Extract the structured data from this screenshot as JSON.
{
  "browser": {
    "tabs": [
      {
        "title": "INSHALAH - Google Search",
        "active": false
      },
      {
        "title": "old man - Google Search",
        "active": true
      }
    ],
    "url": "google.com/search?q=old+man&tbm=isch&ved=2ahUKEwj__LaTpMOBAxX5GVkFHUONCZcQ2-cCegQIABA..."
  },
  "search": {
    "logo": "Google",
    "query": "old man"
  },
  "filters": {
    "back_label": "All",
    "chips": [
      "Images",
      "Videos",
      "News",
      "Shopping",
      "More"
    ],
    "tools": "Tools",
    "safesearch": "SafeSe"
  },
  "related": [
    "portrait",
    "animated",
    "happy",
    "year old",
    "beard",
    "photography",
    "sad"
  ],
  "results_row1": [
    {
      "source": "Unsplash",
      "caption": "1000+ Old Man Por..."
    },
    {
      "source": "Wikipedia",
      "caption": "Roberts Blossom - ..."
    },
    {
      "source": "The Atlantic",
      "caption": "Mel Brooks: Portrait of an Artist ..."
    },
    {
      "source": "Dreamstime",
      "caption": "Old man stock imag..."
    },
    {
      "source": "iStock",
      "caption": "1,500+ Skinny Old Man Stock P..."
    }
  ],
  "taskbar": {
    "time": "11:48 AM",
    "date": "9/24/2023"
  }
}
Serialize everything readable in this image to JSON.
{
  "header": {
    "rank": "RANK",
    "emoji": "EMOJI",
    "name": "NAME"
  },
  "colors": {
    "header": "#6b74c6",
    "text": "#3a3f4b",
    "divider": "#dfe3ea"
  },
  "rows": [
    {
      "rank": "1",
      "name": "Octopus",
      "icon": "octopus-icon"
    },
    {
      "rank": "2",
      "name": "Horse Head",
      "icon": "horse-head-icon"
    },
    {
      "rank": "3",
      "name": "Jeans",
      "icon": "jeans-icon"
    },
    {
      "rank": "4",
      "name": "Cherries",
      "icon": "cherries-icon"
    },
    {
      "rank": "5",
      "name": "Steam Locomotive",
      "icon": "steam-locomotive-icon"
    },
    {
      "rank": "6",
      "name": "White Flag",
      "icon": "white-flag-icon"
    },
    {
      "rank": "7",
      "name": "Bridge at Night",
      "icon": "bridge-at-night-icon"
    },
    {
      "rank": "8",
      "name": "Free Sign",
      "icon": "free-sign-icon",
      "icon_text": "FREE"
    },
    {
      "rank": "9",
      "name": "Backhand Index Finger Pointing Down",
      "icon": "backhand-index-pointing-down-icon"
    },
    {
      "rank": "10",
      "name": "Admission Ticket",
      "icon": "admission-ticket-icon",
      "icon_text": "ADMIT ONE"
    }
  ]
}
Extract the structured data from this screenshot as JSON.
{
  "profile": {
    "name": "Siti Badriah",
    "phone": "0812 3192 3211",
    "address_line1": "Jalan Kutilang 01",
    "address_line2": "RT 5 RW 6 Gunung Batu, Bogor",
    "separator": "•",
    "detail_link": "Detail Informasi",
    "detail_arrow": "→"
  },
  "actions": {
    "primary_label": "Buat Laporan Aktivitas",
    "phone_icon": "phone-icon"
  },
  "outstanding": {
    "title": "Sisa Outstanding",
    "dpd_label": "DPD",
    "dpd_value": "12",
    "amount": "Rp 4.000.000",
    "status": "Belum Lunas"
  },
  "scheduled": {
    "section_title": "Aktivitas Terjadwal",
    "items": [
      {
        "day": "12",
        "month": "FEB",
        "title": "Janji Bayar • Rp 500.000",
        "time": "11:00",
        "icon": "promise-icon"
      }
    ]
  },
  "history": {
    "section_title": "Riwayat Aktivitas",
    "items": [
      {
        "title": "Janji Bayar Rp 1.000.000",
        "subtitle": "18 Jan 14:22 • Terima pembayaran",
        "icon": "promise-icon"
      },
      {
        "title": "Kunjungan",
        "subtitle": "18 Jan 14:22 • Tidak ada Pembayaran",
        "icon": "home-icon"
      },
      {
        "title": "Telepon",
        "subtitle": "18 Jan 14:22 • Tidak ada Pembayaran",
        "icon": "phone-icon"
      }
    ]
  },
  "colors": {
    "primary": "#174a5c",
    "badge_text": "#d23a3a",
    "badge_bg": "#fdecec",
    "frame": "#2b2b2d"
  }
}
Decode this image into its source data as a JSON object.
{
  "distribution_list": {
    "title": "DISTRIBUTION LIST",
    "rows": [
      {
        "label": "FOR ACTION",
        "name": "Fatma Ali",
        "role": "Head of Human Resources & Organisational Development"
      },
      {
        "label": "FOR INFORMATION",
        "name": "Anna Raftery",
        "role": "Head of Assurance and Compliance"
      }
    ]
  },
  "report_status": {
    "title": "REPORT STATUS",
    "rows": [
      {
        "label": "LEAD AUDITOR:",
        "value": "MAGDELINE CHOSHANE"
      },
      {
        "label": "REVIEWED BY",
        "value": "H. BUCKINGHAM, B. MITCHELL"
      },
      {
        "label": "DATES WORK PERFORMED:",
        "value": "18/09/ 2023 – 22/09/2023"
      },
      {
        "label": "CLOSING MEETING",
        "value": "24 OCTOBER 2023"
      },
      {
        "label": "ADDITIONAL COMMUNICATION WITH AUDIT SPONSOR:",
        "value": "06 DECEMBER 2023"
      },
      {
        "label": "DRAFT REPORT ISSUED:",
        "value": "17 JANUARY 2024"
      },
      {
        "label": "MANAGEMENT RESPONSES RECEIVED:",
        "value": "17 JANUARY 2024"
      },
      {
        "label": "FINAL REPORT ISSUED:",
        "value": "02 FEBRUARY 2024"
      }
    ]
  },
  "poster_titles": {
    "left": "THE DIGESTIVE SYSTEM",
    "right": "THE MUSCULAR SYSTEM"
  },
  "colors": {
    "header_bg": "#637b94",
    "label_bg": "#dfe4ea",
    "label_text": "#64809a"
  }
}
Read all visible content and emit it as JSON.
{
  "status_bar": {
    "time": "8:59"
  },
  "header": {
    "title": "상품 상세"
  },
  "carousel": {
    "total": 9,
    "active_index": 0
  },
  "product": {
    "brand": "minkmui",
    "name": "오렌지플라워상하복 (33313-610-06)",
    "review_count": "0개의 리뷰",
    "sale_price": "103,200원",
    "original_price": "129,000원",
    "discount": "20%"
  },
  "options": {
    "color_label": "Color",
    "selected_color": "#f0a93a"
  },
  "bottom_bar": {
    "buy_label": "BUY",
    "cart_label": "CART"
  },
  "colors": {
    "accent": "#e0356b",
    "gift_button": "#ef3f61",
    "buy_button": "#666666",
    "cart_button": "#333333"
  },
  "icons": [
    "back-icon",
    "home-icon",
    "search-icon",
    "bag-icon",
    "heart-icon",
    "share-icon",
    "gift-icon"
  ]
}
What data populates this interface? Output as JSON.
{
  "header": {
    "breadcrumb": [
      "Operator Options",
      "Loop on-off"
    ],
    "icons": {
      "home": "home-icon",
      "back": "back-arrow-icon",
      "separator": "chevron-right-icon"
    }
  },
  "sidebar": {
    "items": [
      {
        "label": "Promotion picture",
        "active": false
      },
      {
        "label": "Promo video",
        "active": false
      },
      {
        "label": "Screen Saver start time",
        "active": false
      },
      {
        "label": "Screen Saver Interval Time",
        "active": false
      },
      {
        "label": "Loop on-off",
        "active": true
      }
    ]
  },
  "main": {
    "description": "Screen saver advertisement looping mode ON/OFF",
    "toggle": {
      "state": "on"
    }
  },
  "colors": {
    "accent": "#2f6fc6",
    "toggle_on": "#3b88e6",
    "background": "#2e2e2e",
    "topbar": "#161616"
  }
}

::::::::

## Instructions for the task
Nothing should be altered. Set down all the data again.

## Exercise response
Extract the structured data from this screenshot as JSON.
{
  "browser": {
    "tabs": [
      {
        "title": "INSHALAH - Google Search",
        "active": false
      },
      {
        "title": "old man - Google Search",
        "active": true
      }
    ],
    "url": "google.com/search?q=old+man&tbm=isch&ved=2ahUKEwj__LaTpMOBAxX5GVkFHUONCZcQ2-cCegQIABA..."
  },
  "search": {
    "logo": "Google",
    "query": "old man"
  },
  "filters": {
    "back_label": "All",
    "chips": [
      "Images",
      "Videos",
      "News",
      "Shopping",
      "More"
    ],
    "tools": "Tools",
    "safesearch": "SafeSe"
  },
  "related": [
    "portrait",
    "animated",
    "happy",
    "year old",
    "beard",
    "photography",
    "sad"
  ],
  "results_row1": [
    {
      "source": "Unsplash",
      "caption": "1000+ Old Man Por..."
    },
    {
      "source": "Wikipedia",
      "caption": "Roberts Blossom - ..."
    },
    {
      "source": "The Atlantic",
      "caption": "Mel Brooks: Portrait of an Artist ..."
    },
    {
      "source": "Dreamstime",
      "caption": "Old man stock imag..."
    },
    {
      "source": "iStock",
      "caption": "1,500+ Skinny Old Man Stock P..."
    }
  ],
  "taskbar": {
    "time": "11:48 AM",
    "date": "9/24/2023"
  }
}
Serialize everything readable in this image to JSON.
{
  "header": {
    "rank": "RANK",
    "emoji": "EMOJI",
    "name": "NAME"
  },
  "colors": {
    "header": "#6b74c6",
    "text": "#3a3f4b",
    "divider": "#dfe3ea"
  },
  "rows": [
    {
      "rank": "1",
      "name": "Octopus",
      "icon": "octopus-icon"
    },
    {
      "rank": "2",
      "name": "Horse Head",
      "icon": "horse-head-icon"
    },
    {
      "rank": "3",
      "name": "Jeans",
      "icon": "jeans-icon"
    },
    {
      "rank": "4",
      "name": "Cherries",
      "icon": "cherries-icon"
    },
    {
      "rank": "5",
      "name": "Steam Locomotive",
      "icon": "steam-locomotive-icon"
    },
    {
      "rank": "6",
      "name": "White Flag",
      "icon": "white-flag-icon"
    },
    {
      "rank": "7",
      "name": "Bridge at Night",
      "icon": "bridge-at-night-icon"
    },
    {
      "rank": "8",
      "name": "Free Sign",
      "icon": "free-sign-icon",
      "icon_text": "FREE"
    },
    {
      "rank": "9",
      "name": "Backhand Index Finger Pointing Down",
      "icon": "backhand-index-pointing-down-icon"
    },
    {
      "rank": "10",
      "name": "Admission Ticket",
      "icon": "admission-ticket-icon",
      "icon_text": "ADMIT ONE"
    }
  ]
}
Extract the structured data from this screenshot as JSON.
{
  "profile": {
    "name": "Siti Badriah",
    "phone": "0812 3192 3211",
    "address_line1": "Jalan Kutilang 01",
    "address_line2": "RT 5 RW 6 Gunung Batu, Bogor",
    "separator": "•",
    "detail_link": "Detail Informasi",
    "detail_arrow": "→"
  },
  "actions": {
    "primary_label": "Buat Laporan Aktivitas",
    "phone_icon": "phone-icon"
  },
  "outstanding": {
    "title": "Sisa Outstanding",
    "dpd_label": "DPD",
    "dpd_value": "12",
    "amount": "Rp 4.000.000",
    "status": "Belum Lunas"
  },
  "scheduled": {
    "section_title": "Aktivitas Terjadwal",
    "items": [
      {
        "day": "12",
        "month": "FEB",
        "title": "Janji Bayar • Rp 500.000",
        "time": "11:00",
        "icon": "promise-icon"
      }
    ]
  },
  "history": {
    "section_title": "Riwayat Aktivitas",
    "items": [
      {
        "title": "Janji Bayar Rp 1.000.000",
        "subtitle": "18 Jan 14:22 • Terima pembayaran",
        "icon": "promise-icon"
      },
      {
        "title": "Kunjungan",
        "subtitle": "18 Jan 14:22 • Tidak ada Pembayaran",
        "icon": "home-icon"
      },
      {
        "title": "Telepon",
        "subtitle": "18 Jan 14:22 • Tidak ada Pembayaran",
        "icon": "phone-icon"
      }
    ]
  },
  "colors": {
    "primary": "#174a5c",
    "badge_text": "#d23a3a",
    "badge_bg": "#fdecec",
    "frame": "#2b2b2d"
  }
}
Decode this image into its source data as a JSON object.
{
  "distribution_list": {
    "title": "DISTRIBUTION LIST",
    "rows": [
      {
        "label": "FOR ACTION",
        "name": "Fatma Ali",
        "role": "Head of Human Resources & Organisational Development"
      },
      {
        "label": "FOR INFORMATION",
        "name": "Anna Raftery",
        "role": "Head of Assurance and Compliance"
      }
    ]
  },
  "report_status": {
    "title": "REPORT STATUS",
    "rows": [
      {
        "label": "LEAD AUDITOR:",
        "value": "MAGDELINE CHOSHANE"
      },
      {
        "label": "REVIEWED BY",
        "value": "H. BUCKINGHAM, B. MITCHELL"
      },
      {
        "label": "DATES WORK PERFORMED:",
        "value": "18/09/ 2023 – 22/09/2023"
      },
      {
        "label": "CLOSING MEETING",
        "value": "24 OCTOBER 2023"
      },
      {
        "label": "ADDITIONAL COMMUNICATION WITH AUDIT SPONSOR:",
        "value": "06 DECEMBER 2023"
      },
      {
        "label": "DRAFT REPORT ISSUED:",
        "value": "17 JANUARY 2024"
      },
      {
        "label": "MANAGEMENT RESPONSES RECEIVED:",
        "value": "17 JANUARY 2024"
      },
      {
        "label": "FINAL REPORT ISSUED:",
        "value": "02 FEBRUARY 2024"
      }
    ]
  },
  "poster_titles": {
    "left": "THE DIGESTIVE SYSTEM",
    "right": "THE MUSCULAR SYSTEM"
  },
  "colors": {
    "header_bg": "#637b94",
    "label_bg": "#dfe4ea",
    "label_text": "#64809a"
  }
}
Read all visible content and emit it as JSON.
{
  "status_bar": {
    "time": "8:59"
  },
  "header": {
    "title": "상품 상세"
  },
  "carousel": {
    "total": 9,
    "active_index": 0
  },
  "product": {
    "brand": "minkmui",
    "name": "오렌지플라워상하복 (33313-610-06)",
    "review_count": "0개의 리뷰",
    "sale_price": "103,200원",
    "original_price": "129,000원",
    "discount": "20%"
  },
  "options": {
    "color_label": "Color",
    "selected_color": "#f0a93a"
  },
  "bottom_bar": {
    "buy_label": "BUY",
    "cart_label": "CART"
  },
  "colors": {
    "accent": "#e0356b",
    "gift_button": "#ef3f61",
    "buy_button": "#666666",
    "cart_button": "#333333"
  },
  "icons": [
    "back-icon",
    "home-icon",
    "search-icon",
    "bag-icon",
    "heart-icon",
    "share-icon",
    "gift-icon"
  ]
}
What data populates this interface? Output as JSON.
{
  "header": {
    "breadcrumb": [
      "Operator Options",
      "Loop on-off"
    ],
    "icons": {
      "home": "home-icon",
      "back": "back-arrow-icon",
      "separator": "chevron-right-icon"
    }
  },
  "sidebar": {
    "items": [
      {
        "label": "Promotion picture",
        "active": false
      },
      {
        "label": "Promo video",
        "active": false
      },
      {
        "label": "Screen Saver start time",
        "active": false
      },
      {
        "label": "Screen Saver Interval Time",
        "active": false
      },
      {
        "label": "Loop on-off",
        "active": true
      }
    ]
  },
  "main": {
    "description": "Screen saver advertisement looping mode ON/OFF",
    "toggle": {
      "state": "on"
    }
  },
  "colors": {
    "accent": "#2f6fc6",
    "toggle_on": "#3b88e6",
    "background": "#2e2e2e",
    "topbar": "#161616"
  }
}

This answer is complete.